### WORK ITEM
Go through the records and show each line where the word "prices" occurs.

________________________

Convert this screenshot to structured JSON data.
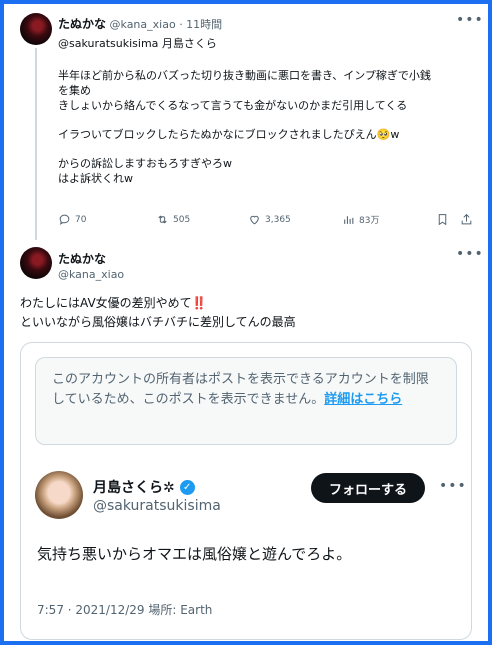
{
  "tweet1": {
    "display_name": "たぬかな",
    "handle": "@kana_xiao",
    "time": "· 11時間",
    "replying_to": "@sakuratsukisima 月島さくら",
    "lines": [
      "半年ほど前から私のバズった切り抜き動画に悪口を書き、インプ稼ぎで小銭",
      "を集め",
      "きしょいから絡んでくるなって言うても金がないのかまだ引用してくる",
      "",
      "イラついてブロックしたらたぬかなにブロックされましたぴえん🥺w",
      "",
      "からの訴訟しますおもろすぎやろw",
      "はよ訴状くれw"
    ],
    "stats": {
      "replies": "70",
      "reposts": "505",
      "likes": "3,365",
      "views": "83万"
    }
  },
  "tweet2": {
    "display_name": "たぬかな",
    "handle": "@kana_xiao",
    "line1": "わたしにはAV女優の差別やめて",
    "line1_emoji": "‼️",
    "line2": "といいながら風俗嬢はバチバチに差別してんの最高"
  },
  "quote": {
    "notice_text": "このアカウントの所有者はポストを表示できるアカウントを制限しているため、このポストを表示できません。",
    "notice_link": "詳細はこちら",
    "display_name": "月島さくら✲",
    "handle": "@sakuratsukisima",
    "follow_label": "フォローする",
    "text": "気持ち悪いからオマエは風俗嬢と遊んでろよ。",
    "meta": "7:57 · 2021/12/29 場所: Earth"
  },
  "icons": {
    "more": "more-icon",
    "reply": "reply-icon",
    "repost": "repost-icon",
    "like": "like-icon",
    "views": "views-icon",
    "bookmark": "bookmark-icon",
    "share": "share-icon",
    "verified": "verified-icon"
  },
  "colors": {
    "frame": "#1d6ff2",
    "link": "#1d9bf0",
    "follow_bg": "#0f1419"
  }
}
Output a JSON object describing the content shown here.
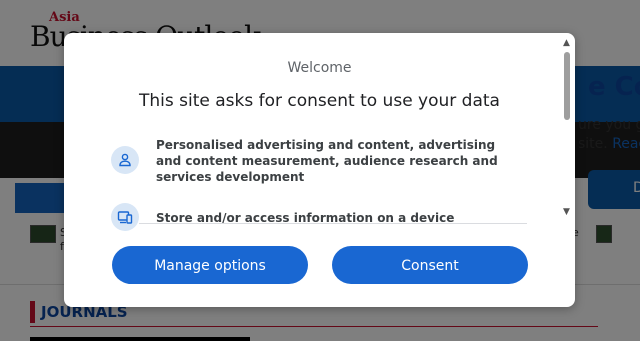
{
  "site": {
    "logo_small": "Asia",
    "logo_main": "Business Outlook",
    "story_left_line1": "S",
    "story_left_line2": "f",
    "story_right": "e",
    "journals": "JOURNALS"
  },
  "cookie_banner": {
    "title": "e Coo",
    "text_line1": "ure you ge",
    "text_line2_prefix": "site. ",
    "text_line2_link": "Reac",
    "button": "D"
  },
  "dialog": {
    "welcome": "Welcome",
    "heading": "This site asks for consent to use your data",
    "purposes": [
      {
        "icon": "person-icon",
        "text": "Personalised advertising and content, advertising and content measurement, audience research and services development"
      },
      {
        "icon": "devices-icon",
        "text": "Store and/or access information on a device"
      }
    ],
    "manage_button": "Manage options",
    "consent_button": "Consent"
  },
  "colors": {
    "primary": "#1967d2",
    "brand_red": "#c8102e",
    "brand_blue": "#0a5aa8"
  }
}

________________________

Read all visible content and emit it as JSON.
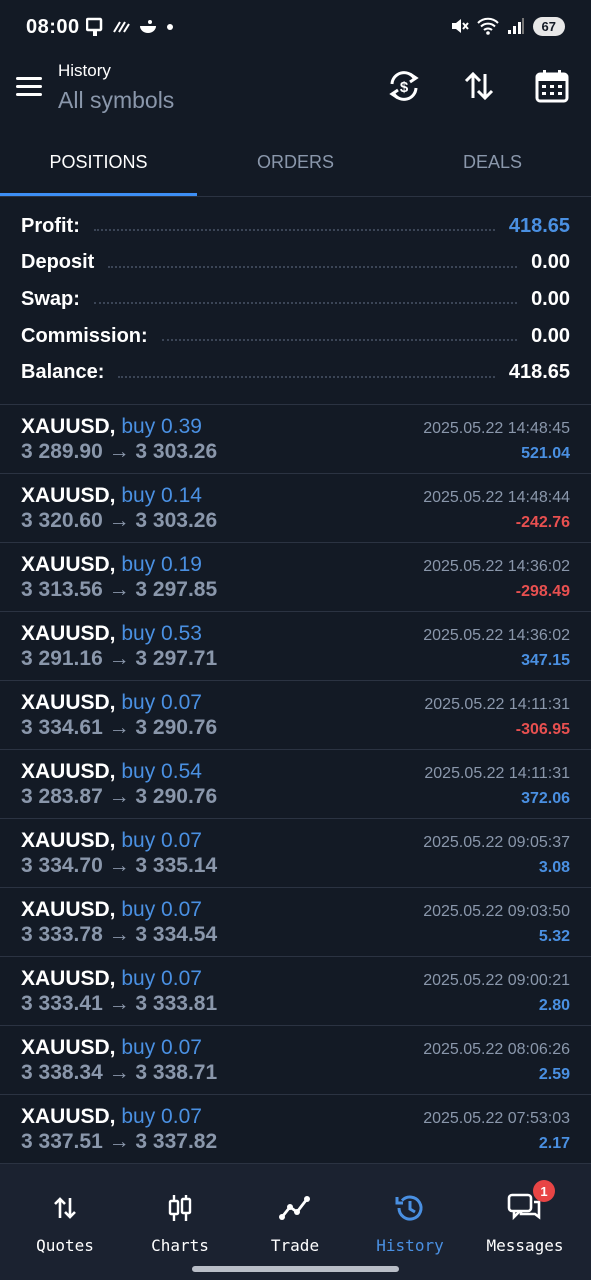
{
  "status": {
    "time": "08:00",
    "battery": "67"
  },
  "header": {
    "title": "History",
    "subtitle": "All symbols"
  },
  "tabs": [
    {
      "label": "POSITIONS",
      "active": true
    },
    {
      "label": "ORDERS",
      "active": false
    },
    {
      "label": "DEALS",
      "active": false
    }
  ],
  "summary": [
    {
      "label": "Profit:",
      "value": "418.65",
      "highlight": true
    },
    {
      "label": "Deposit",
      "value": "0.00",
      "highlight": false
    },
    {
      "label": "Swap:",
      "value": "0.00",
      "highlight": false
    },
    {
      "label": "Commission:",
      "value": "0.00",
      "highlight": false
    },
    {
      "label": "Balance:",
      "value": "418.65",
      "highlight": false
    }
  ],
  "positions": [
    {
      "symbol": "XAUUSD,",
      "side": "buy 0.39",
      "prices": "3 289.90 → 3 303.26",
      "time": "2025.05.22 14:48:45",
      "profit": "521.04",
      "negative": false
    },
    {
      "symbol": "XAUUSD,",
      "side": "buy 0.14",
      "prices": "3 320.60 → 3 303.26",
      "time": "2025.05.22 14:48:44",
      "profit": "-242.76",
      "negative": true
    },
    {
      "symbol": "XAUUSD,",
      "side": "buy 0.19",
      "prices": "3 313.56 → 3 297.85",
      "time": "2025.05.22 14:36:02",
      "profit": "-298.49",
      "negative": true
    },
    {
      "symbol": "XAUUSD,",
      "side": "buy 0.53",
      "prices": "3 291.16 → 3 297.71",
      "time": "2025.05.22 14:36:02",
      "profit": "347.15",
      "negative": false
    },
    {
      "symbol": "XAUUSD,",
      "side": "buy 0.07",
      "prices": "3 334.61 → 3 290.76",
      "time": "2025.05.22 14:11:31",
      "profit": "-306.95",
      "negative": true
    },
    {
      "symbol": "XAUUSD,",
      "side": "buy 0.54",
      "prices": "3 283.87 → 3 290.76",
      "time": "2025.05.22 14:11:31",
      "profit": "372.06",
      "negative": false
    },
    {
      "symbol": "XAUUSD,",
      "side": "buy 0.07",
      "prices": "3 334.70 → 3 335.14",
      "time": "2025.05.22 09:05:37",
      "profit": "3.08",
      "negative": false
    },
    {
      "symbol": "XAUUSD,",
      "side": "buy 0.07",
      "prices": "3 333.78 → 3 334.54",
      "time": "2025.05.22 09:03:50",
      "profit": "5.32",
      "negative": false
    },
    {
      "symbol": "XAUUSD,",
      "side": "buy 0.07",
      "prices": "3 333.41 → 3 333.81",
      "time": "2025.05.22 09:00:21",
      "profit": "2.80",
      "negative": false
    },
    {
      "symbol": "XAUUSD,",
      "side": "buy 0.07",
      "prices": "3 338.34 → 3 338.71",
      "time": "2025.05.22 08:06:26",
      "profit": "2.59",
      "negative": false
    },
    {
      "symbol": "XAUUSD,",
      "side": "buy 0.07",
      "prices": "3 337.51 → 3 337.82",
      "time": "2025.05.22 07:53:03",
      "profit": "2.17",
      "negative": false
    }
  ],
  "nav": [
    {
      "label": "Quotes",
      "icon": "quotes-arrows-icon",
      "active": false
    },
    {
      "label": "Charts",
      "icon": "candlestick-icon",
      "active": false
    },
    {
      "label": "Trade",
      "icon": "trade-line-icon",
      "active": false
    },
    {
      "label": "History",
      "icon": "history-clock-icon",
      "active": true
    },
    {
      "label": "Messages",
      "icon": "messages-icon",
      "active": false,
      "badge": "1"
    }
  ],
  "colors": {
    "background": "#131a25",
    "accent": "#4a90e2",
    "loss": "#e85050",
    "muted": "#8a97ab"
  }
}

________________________

### COMPLETED TASK
      "prices": "3 289.90 → 3 303.26",
      "prices": "3 320.60 → 3 303.26",
      "prices": "3 313.56 → 3 297.85",
      "prices": "3 291.16 → 3 297.71",
      "prices": "3 334.61 → 3 290.76",
      "prices": "3 283.87 → 3 290.76",
      "prices": "3 334.70 → 3 335.14",
      "prices": "3 333.78 → 3 334.54",
      "prices": "3 333.41 → 3 333.81",
      "prices": "3 338.34 → 3 338.71",
      "prices": "3 337.51 → 3 337.82",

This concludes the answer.